What to work on: Look through the records below and collect all lines that hold the string "Email".

Excerpts from an interface dataset:
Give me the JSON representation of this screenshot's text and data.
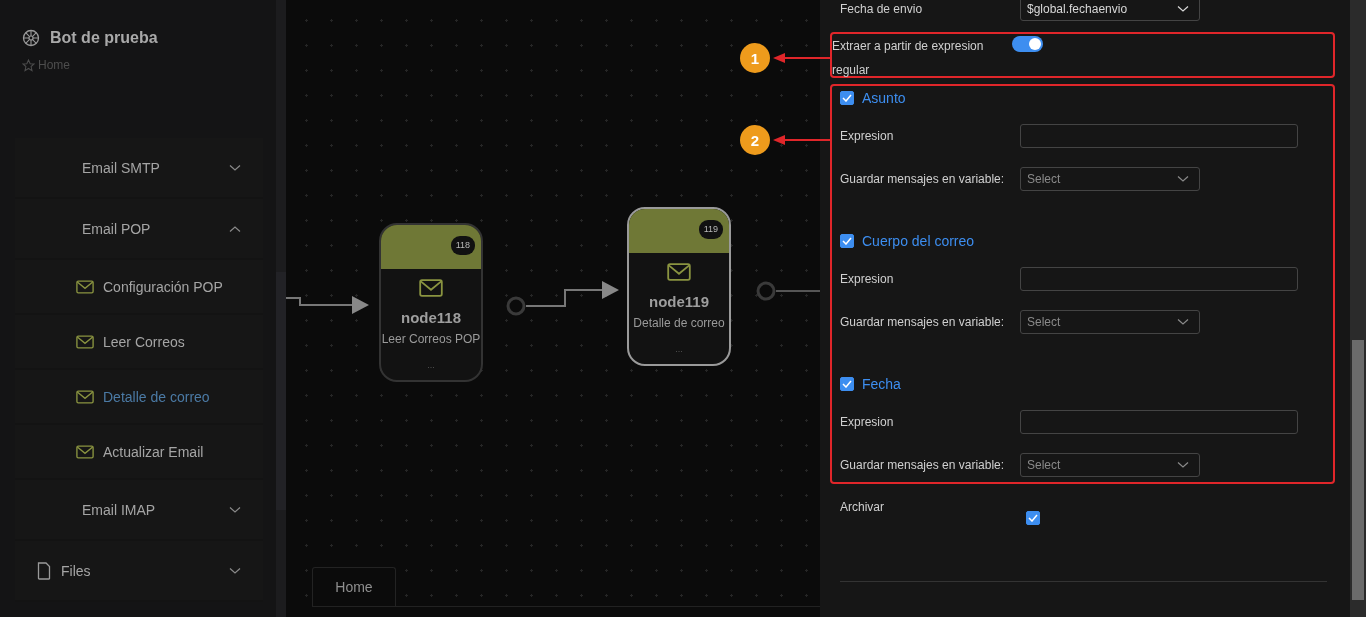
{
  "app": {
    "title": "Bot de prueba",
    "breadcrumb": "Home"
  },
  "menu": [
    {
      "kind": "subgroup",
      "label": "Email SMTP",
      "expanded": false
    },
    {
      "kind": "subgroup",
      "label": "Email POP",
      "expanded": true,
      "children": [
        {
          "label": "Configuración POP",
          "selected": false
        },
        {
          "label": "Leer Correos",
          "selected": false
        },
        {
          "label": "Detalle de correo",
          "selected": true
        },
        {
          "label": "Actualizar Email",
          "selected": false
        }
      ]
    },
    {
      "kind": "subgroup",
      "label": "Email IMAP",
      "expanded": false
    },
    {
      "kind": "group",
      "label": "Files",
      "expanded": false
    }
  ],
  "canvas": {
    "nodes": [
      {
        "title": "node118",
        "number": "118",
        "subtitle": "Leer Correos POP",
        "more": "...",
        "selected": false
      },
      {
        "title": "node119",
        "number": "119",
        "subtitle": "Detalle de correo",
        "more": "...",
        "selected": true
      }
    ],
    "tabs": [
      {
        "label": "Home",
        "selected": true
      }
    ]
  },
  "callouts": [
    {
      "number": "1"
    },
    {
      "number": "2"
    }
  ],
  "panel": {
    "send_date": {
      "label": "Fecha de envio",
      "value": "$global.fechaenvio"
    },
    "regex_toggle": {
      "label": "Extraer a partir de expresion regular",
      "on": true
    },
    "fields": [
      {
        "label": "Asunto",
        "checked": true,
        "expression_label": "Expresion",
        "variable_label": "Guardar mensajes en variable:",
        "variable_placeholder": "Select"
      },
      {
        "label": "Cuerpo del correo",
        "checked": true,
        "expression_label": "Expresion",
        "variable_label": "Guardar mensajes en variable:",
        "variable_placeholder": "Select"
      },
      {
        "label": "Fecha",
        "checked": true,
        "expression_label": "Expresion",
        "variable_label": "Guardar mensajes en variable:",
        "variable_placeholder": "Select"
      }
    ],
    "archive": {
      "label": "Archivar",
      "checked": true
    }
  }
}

Solution:
      "label": "Email SMTP",
      "label": "Email POP",
          "label": "Actualizar Email",
      "label": "Email IMAP",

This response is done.